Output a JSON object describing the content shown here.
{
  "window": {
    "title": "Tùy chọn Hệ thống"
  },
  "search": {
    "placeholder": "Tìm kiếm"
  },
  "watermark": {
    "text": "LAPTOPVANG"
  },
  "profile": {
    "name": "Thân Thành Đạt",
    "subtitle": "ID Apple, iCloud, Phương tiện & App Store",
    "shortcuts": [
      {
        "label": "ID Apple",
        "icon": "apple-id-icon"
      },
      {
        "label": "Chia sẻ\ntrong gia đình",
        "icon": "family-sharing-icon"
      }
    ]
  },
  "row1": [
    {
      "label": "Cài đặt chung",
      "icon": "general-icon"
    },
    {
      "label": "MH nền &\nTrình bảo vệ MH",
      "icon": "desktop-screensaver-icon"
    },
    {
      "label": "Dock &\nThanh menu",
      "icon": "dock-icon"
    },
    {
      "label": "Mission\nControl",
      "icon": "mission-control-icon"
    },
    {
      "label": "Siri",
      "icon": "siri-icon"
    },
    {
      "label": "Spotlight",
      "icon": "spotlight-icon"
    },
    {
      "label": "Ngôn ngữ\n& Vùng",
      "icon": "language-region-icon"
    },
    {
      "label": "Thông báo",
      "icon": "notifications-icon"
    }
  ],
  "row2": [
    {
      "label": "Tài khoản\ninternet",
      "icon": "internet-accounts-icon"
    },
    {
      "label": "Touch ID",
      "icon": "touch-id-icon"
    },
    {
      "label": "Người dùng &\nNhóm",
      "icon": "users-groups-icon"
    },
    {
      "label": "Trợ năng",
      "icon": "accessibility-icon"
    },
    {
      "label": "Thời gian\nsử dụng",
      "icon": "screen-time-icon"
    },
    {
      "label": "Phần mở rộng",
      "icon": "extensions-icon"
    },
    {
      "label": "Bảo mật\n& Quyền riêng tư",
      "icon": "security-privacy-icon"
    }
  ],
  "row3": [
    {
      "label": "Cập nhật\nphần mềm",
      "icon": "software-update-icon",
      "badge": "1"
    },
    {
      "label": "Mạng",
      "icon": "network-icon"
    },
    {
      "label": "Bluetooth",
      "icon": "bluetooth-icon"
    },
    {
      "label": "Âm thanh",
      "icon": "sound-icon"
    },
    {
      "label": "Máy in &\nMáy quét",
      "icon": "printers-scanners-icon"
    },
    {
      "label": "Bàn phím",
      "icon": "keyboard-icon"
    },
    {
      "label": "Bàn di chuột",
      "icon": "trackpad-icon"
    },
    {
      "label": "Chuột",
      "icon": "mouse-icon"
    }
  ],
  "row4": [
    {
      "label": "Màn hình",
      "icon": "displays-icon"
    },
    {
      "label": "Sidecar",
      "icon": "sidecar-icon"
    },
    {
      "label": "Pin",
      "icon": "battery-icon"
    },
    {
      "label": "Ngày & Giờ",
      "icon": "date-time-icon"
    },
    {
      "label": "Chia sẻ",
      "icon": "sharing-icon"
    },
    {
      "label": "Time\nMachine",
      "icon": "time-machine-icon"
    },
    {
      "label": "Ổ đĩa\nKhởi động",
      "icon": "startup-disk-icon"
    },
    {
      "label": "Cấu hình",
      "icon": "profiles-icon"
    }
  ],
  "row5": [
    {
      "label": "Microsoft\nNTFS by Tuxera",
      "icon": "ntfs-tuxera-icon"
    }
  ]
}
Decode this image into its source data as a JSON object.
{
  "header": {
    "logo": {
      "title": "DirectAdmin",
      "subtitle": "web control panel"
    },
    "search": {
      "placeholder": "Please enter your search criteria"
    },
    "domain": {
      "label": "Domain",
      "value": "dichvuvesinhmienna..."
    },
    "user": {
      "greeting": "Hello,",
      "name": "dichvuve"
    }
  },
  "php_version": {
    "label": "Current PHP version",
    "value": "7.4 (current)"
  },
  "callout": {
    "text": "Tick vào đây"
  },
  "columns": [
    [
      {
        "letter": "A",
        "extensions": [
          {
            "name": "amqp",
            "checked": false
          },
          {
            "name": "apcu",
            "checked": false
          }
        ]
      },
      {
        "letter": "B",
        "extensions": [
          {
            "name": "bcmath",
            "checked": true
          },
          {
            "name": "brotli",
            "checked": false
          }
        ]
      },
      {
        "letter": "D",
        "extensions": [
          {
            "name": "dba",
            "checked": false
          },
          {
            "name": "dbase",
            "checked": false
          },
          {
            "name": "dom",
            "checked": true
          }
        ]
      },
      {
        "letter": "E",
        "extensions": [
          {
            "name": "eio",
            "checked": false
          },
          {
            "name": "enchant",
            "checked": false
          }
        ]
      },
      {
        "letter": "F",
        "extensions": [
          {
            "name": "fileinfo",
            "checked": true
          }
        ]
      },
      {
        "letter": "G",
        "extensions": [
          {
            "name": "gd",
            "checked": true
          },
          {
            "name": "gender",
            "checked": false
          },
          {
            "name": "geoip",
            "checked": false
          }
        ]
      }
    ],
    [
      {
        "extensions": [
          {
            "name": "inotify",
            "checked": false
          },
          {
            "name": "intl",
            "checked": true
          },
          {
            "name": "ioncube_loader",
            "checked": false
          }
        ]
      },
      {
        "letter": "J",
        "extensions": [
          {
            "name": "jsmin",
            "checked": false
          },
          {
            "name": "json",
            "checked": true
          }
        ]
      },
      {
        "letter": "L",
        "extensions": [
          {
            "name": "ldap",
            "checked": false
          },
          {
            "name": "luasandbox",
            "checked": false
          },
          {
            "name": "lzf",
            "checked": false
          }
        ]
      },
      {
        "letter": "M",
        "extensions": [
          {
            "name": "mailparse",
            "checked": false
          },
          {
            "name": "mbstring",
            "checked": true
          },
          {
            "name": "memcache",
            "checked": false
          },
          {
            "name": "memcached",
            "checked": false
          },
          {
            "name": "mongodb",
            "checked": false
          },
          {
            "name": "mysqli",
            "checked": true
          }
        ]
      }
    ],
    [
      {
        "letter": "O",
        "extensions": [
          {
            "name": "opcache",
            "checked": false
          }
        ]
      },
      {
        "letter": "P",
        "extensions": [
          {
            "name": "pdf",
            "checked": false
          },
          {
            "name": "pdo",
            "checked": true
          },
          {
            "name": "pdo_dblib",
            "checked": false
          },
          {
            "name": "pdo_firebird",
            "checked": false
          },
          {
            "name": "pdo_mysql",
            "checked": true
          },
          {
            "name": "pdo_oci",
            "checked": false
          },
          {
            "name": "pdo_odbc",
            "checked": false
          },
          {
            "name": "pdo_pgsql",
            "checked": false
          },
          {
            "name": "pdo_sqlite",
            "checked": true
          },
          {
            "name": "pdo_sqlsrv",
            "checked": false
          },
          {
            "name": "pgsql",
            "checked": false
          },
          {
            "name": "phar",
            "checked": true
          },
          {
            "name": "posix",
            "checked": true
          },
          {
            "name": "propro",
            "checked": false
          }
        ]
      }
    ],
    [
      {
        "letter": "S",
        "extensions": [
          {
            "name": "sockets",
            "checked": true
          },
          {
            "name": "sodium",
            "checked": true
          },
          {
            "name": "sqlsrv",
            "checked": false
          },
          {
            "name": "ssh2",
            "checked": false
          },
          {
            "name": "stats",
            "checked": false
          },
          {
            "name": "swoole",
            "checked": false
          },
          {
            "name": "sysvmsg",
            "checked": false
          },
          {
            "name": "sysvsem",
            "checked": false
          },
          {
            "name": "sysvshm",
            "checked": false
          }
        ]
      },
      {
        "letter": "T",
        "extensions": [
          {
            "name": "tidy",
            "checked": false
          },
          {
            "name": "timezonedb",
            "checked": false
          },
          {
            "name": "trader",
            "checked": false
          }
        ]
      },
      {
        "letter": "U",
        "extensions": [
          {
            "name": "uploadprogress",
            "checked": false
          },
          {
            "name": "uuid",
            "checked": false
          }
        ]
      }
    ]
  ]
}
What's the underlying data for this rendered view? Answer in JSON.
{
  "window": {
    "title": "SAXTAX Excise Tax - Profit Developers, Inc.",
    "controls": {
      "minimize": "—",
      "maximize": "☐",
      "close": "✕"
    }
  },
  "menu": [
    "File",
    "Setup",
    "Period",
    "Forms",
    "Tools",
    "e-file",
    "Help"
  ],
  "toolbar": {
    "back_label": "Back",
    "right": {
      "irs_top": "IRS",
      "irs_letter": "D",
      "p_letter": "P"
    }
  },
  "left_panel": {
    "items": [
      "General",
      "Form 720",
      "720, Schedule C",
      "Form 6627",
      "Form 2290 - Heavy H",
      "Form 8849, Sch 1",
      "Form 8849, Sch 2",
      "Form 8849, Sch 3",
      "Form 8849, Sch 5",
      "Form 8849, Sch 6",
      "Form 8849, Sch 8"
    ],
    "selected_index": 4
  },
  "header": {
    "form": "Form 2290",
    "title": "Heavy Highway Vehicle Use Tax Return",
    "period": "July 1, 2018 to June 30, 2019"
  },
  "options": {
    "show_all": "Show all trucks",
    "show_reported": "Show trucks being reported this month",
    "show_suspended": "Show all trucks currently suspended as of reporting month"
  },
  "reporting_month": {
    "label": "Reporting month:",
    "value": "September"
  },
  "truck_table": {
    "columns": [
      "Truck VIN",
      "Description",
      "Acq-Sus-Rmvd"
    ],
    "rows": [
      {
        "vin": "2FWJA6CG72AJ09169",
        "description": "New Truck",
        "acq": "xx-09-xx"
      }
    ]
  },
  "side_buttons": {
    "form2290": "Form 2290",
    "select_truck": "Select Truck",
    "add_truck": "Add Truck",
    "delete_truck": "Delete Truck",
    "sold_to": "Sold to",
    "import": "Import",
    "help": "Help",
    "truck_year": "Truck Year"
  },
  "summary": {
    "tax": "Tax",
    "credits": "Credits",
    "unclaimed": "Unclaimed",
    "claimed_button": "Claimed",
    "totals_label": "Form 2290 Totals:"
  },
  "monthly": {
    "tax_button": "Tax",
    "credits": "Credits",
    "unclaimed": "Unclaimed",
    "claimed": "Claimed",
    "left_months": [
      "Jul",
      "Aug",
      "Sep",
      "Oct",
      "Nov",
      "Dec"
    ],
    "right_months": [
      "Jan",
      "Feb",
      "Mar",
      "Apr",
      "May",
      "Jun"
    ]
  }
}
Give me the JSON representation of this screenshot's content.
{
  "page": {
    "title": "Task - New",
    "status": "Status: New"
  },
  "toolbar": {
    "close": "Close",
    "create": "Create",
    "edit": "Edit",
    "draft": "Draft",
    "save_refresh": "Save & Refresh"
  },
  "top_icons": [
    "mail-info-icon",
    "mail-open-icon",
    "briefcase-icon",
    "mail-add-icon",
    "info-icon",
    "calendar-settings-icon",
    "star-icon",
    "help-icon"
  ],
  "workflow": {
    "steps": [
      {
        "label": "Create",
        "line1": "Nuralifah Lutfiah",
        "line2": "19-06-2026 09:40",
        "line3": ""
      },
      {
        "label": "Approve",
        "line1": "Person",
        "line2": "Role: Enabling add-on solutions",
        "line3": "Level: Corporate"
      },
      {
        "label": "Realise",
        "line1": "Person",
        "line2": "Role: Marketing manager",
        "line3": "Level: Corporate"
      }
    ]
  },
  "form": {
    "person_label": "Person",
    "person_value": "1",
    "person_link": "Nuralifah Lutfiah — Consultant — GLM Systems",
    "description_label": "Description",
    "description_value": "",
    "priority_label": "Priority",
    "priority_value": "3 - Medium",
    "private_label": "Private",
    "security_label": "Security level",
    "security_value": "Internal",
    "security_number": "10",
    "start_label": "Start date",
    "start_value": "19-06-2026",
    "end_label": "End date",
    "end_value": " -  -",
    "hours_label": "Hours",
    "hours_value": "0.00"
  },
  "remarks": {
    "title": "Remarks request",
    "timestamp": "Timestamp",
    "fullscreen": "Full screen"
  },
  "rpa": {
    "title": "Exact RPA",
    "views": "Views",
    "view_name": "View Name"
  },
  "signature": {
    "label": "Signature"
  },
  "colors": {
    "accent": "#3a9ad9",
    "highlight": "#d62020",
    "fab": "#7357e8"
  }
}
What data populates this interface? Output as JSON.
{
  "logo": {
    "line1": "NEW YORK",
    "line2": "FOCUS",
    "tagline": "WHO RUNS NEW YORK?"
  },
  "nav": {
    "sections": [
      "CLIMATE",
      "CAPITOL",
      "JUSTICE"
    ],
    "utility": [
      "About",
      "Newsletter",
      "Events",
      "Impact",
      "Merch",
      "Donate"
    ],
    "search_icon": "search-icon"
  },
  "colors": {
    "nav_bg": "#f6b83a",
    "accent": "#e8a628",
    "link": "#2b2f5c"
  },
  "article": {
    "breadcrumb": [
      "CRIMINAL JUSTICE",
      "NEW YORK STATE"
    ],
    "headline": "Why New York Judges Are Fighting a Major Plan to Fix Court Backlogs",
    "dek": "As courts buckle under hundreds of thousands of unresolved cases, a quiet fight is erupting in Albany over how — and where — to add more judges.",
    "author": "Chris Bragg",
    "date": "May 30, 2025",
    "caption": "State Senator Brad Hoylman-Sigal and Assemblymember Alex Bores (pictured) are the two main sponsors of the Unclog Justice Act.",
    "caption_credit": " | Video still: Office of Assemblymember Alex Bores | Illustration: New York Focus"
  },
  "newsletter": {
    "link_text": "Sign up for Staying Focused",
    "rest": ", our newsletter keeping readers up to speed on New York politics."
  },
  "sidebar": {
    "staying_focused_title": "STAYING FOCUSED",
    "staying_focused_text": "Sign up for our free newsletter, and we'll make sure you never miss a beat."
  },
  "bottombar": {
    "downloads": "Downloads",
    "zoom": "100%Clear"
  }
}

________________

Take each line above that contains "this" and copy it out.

[Answer to the exercise]
Decode this image into its source data as a JSON object.
What's the underlying data for this rendered view? Answer in JSON.
    "show_reported": "Show trucks being reported this month",
Give me the JSON representation of this screenshot's content.
What data populates this interface? Output as JSON.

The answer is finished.